Data to examine Start Marker

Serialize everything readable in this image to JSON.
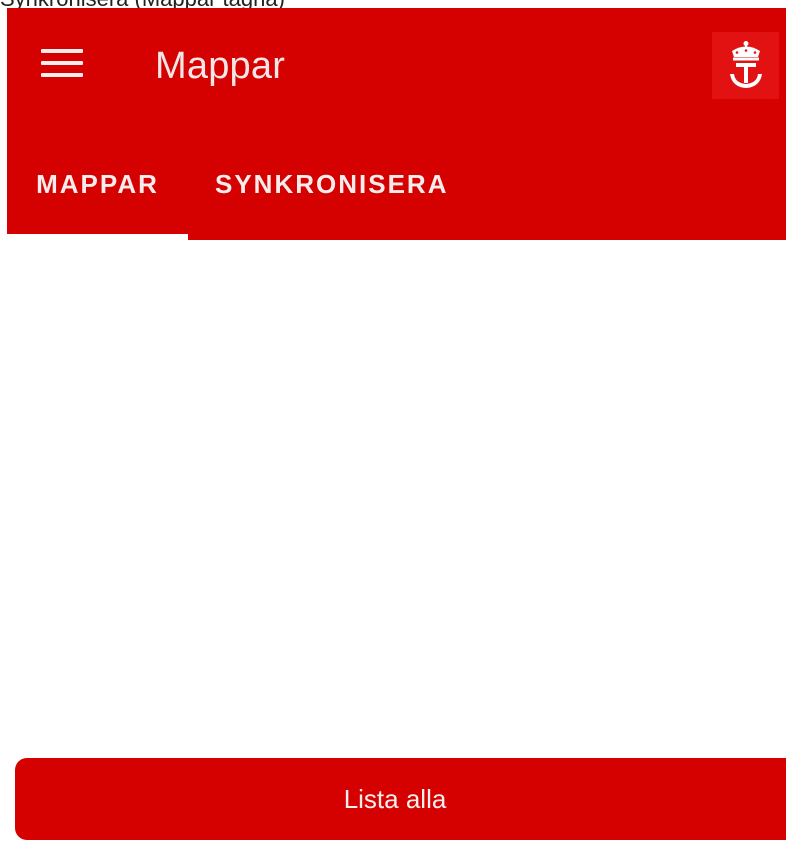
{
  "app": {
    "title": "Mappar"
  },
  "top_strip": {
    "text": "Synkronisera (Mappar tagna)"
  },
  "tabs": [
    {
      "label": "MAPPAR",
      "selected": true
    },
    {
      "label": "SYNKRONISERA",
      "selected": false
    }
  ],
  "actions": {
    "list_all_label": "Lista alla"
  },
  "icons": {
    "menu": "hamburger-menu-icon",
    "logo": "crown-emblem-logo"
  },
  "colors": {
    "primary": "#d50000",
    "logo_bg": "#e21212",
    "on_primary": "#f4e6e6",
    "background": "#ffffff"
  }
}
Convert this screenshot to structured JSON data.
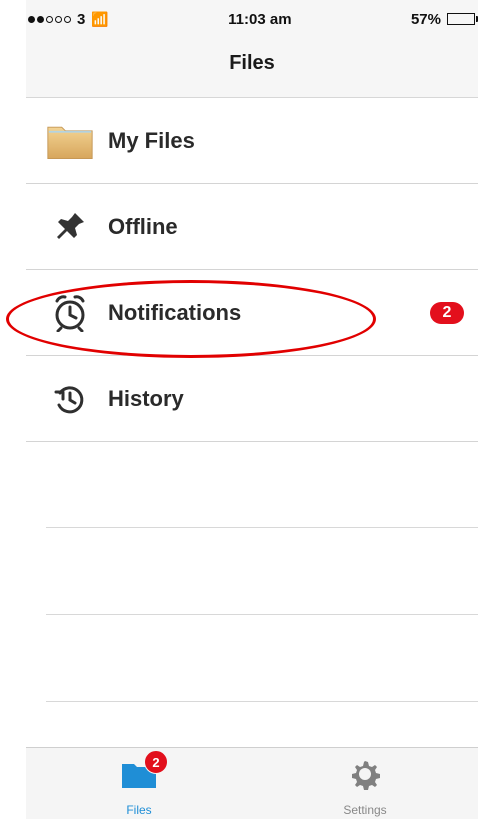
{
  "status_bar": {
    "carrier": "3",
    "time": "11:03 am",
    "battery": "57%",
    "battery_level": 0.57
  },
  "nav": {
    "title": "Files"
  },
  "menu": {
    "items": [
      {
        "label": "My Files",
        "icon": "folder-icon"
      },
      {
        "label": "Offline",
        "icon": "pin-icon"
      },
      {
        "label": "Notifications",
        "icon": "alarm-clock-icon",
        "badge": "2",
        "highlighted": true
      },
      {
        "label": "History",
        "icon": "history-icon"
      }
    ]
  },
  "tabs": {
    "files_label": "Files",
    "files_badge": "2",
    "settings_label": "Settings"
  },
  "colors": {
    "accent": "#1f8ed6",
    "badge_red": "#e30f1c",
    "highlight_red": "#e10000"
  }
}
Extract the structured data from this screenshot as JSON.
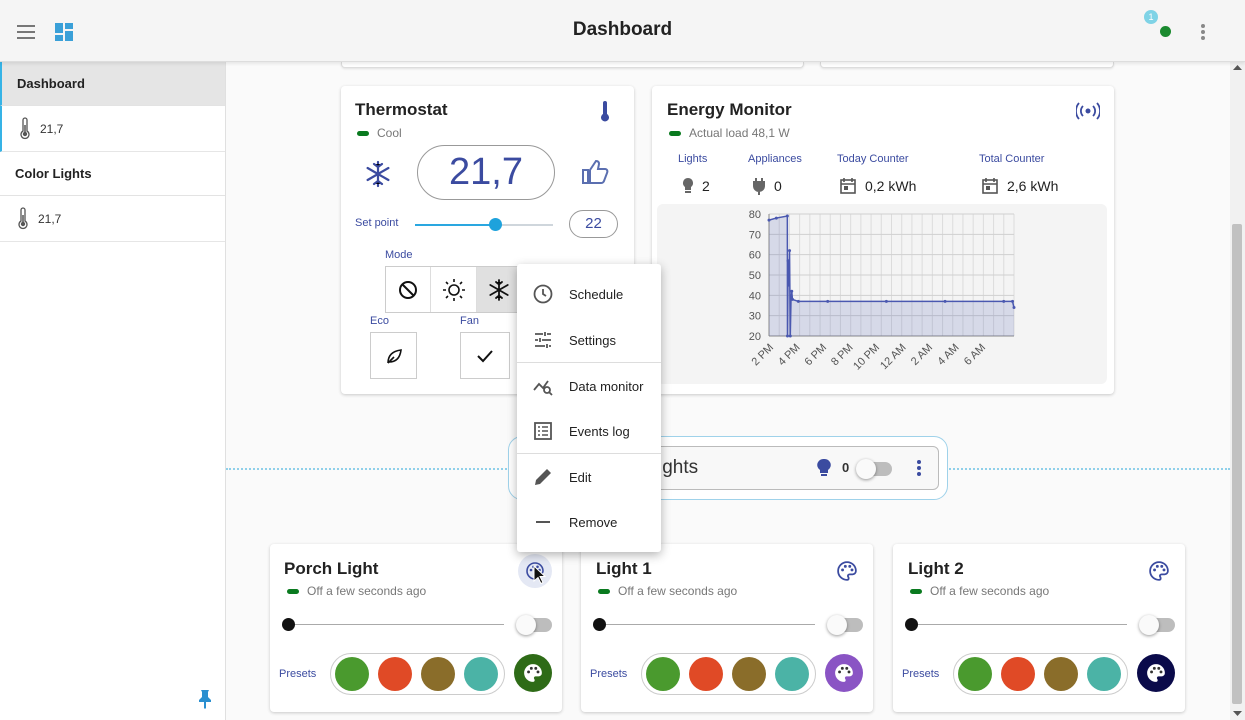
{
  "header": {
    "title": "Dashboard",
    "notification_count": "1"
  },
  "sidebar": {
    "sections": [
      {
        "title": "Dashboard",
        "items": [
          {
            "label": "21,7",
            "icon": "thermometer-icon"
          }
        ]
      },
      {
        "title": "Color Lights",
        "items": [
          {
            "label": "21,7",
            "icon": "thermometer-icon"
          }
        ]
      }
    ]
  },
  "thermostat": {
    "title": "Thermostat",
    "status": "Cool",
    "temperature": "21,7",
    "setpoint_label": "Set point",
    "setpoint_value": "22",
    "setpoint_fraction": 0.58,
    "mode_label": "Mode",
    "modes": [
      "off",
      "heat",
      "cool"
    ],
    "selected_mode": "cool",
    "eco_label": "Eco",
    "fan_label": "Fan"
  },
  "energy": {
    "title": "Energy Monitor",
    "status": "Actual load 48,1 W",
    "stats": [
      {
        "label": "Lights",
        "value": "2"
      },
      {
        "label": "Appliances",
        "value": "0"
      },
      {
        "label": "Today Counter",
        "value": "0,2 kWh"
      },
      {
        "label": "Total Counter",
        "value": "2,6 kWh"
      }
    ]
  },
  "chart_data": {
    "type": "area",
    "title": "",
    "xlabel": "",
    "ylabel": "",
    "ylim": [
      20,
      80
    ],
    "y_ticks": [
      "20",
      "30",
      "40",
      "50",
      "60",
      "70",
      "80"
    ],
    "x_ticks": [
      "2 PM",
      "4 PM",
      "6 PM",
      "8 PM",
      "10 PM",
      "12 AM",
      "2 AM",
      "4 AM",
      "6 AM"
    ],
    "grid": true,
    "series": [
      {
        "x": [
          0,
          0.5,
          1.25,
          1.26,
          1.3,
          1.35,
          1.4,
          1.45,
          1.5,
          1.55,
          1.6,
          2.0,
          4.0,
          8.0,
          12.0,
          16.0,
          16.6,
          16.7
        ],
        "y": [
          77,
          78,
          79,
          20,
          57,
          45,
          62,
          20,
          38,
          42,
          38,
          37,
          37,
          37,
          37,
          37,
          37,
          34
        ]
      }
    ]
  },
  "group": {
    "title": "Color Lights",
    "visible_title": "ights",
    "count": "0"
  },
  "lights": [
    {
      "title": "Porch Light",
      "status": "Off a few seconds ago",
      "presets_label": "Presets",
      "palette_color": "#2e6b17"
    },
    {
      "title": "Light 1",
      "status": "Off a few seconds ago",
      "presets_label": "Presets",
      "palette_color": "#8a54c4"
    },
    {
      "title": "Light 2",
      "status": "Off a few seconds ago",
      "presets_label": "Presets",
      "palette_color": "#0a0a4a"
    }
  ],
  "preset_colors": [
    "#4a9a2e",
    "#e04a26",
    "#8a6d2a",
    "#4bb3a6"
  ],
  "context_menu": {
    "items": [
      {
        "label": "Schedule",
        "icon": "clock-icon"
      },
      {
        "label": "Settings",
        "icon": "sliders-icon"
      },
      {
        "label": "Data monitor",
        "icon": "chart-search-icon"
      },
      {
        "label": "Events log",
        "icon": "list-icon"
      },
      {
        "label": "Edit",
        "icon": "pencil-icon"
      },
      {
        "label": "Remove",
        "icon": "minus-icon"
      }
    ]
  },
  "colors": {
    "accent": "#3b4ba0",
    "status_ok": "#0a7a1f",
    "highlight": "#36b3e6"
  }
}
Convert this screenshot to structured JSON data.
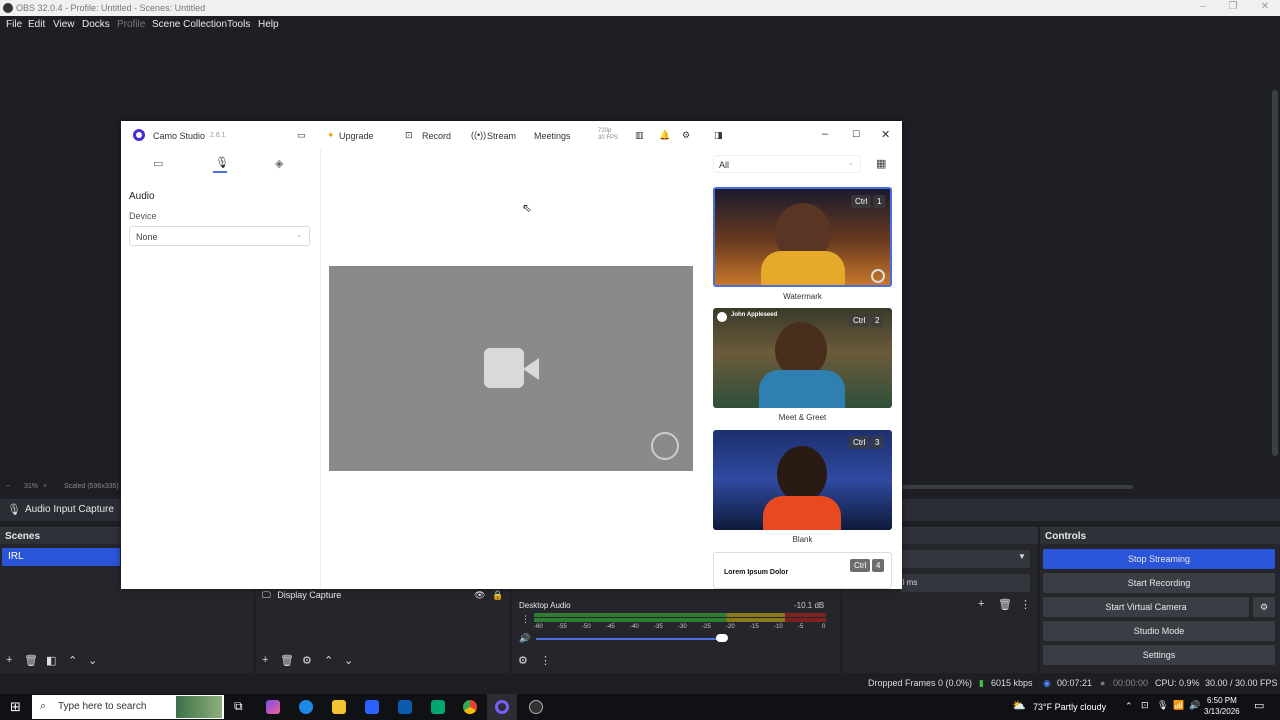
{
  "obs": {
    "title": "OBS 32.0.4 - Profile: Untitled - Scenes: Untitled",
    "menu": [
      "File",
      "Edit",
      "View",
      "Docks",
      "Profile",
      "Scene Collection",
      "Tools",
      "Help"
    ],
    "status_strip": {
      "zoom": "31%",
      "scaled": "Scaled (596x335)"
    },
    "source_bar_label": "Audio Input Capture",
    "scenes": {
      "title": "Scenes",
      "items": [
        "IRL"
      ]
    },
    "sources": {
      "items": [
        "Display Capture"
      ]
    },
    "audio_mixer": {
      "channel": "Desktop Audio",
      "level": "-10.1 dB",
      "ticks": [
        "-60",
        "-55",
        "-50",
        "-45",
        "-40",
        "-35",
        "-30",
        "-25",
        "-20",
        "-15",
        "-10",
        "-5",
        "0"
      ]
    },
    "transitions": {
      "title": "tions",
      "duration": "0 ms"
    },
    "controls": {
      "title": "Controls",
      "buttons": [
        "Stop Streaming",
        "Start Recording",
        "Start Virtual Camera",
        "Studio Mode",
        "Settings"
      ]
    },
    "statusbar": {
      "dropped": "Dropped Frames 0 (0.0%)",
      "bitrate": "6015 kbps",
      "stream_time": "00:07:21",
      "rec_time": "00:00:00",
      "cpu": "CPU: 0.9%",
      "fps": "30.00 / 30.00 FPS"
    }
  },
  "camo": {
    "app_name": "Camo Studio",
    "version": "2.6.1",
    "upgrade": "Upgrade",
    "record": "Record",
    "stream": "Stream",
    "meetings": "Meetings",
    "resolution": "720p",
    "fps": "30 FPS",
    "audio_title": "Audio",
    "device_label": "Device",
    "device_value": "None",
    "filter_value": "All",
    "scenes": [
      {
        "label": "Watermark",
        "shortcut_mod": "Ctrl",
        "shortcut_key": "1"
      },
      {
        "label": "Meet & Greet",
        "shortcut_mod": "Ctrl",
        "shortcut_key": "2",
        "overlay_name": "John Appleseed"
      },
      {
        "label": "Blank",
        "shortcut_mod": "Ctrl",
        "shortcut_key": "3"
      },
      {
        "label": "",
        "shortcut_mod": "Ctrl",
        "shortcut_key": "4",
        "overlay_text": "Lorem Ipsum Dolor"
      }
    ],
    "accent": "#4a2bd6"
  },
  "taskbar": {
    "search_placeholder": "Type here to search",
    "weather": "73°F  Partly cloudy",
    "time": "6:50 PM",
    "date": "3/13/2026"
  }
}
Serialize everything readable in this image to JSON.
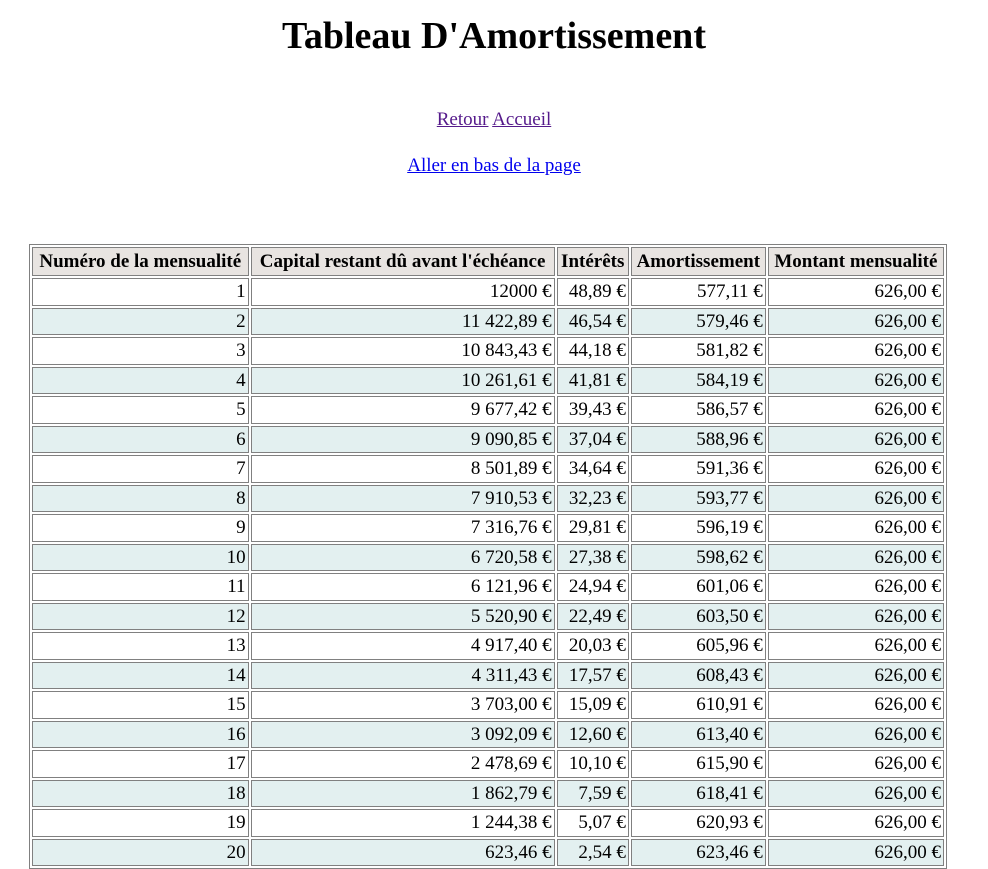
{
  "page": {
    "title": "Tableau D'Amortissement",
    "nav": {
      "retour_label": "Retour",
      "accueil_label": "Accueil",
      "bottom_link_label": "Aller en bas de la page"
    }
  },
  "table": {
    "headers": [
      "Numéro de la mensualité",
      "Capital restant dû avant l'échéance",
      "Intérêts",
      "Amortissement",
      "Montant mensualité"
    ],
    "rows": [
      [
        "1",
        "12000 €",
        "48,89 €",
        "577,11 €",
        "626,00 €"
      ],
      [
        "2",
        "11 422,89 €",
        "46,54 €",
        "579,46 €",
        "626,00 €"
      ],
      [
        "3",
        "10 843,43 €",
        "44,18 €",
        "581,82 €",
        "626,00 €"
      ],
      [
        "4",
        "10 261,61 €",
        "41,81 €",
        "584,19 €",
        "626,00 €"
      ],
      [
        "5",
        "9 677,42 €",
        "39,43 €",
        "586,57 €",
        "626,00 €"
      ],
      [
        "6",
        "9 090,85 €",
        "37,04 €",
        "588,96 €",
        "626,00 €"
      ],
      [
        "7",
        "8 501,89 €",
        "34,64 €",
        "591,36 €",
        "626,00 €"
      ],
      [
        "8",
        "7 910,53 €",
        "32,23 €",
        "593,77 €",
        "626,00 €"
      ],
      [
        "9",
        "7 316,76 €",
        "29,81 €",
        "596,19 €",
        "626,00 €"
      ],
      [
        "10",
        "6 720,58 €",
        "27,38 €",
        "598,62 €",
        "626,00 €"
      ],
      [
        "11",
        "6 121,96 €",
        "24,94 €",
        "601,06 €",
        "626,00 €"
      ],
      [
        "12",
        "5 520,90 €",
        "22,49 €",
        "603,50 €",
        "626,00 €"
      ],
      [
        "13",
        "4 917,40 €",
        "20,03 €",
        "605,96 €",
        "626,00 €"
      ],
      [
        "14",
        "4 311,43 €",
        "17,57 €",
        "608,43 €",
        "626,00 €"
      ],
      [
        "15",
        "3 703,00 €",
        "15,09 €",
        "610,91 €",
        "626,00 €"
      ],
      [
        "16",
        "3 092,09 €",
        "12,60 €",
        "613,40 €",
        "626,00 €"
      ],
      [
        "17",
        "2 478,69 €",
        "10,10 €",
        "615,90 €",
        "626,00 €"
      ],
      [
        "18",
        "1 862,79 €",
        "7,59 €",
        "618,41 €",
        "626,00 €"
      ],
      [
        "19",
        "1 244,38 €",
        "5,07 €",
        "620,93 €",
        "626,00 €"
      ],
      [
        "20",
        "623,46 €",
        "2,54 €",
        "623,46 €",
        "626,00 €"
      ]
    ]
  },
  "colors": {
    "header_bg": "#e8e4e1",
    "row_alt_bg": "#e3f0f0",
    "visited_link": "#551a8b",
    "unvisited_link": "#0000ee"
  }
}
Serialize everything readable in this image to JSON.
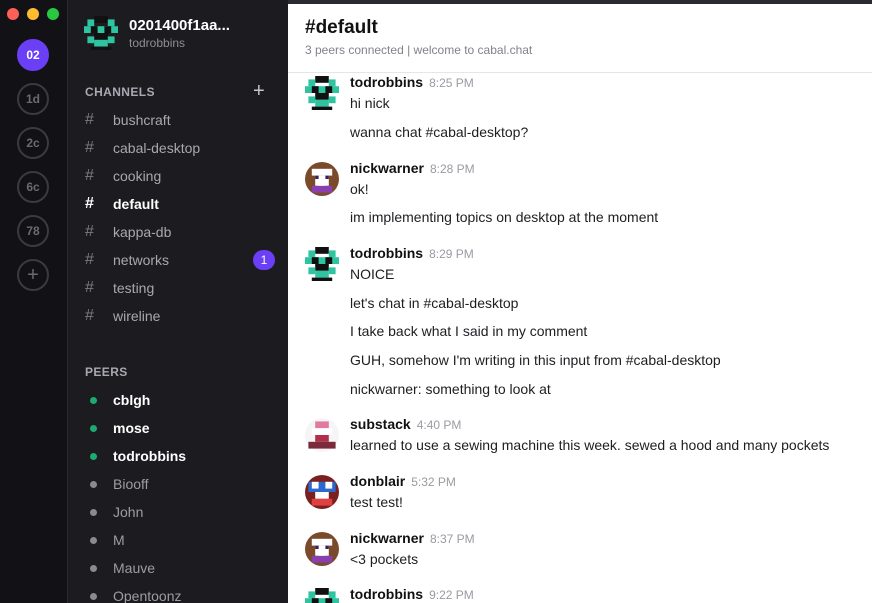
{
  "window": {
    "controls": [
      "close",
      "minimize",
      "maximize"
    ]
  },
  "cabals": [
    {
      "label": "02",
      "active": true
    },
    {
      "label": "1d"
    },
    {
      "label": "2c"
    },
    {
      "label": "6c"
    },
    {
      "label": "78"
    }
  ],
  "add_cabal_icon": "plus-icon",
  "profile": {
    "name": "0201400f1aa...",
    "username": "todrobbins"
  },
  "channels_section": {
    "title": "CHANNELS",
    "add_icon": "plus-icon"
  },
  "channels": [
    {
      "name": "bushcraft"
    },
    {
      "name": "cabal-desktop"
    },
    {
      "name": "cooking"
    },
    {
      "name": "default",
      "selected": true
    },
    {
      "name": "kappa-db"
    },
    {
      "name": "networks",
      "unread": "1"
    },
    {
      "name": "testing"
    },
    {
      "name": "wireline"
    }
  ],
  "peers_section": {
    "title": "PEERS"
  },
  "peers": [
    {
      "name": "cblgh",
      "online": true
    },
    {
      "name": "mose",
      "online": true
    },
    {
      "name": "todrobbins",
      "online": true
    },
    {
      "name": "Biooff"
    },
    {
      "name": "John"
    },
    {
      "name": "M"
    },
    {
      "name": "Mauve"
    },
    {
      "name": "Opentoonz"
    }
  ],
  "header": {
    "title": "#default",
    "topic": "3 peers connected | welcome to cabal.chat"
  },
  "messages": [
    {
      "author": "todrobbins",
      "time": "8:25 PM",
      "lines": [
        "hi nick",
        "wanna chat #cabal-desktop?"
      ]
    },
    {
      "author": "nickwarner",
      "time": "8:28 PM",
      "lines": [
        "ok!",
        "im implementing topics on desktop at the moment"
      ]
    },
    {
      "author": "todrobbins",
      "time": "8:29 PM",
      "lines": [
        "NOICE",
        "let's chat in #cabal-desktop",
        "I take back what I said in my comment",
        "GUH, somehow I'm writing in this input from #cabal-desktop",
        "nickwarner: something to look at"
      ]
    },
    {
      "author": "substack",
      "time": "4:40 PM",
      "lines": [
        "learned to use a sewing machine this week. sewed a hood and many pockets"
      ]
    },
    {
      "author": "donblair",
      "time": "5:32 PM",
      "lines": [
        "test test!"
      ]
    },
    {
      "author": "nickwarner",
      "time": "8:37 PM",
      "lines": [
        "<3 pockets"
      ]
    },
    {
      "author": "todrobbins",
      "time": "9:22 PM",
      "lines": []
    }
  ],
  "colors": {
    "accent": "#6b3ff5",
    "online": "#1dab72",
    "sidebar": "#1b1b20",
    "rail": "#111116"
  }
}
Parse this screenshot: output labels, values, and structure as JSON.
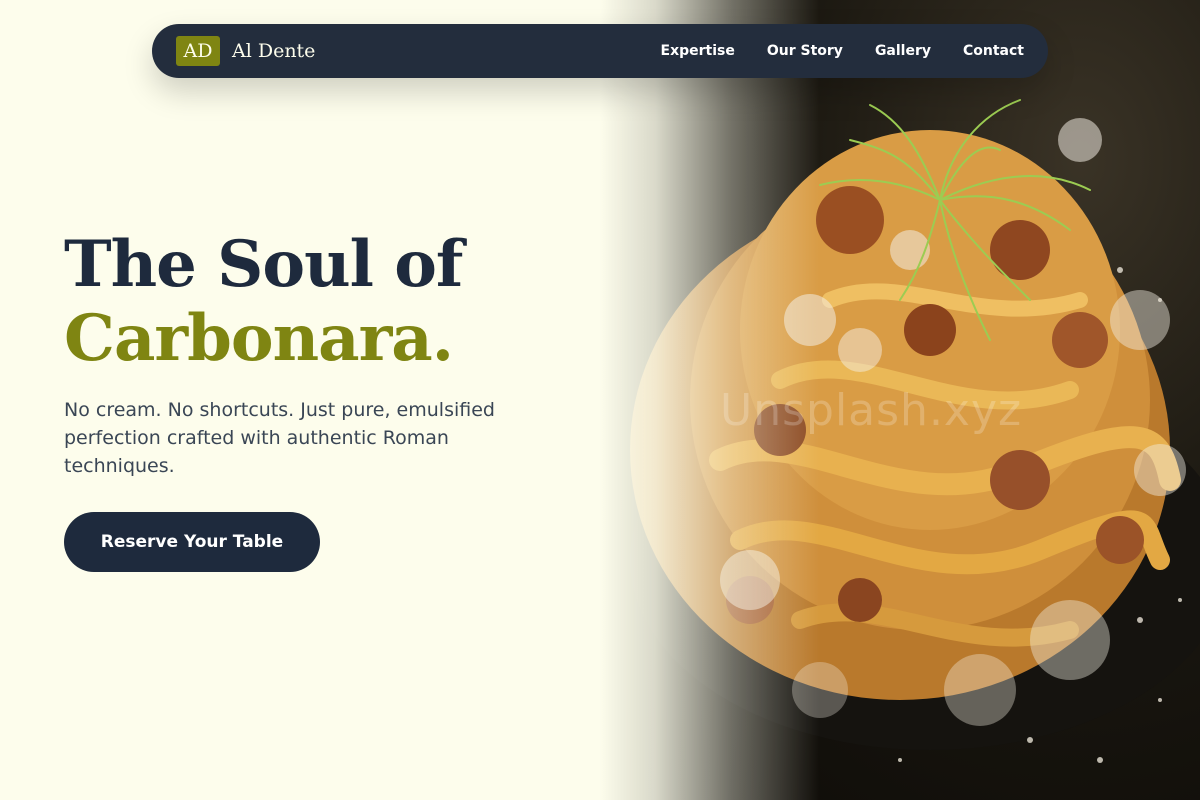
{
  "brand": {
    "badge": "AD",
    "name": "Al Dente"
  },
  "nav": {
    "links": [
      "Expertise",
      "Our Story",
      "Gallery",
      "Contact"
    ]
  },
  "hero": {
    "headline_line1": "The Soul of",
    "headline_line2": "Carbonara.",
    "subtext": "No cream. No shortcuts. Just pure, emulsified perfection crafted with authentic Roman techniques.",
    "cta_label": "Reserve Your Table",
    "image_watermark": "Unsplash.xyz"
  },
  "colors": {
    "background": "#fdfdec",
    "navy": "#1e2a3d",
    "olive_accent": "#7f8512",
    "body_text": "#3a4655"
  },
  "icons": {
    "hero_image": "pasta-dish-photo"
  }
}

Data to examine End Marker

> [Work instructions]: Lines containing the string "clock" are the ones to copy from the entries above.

> [Written solution]:
        "icon": "alarm-clock-icon",
        "icon": "clock-icon"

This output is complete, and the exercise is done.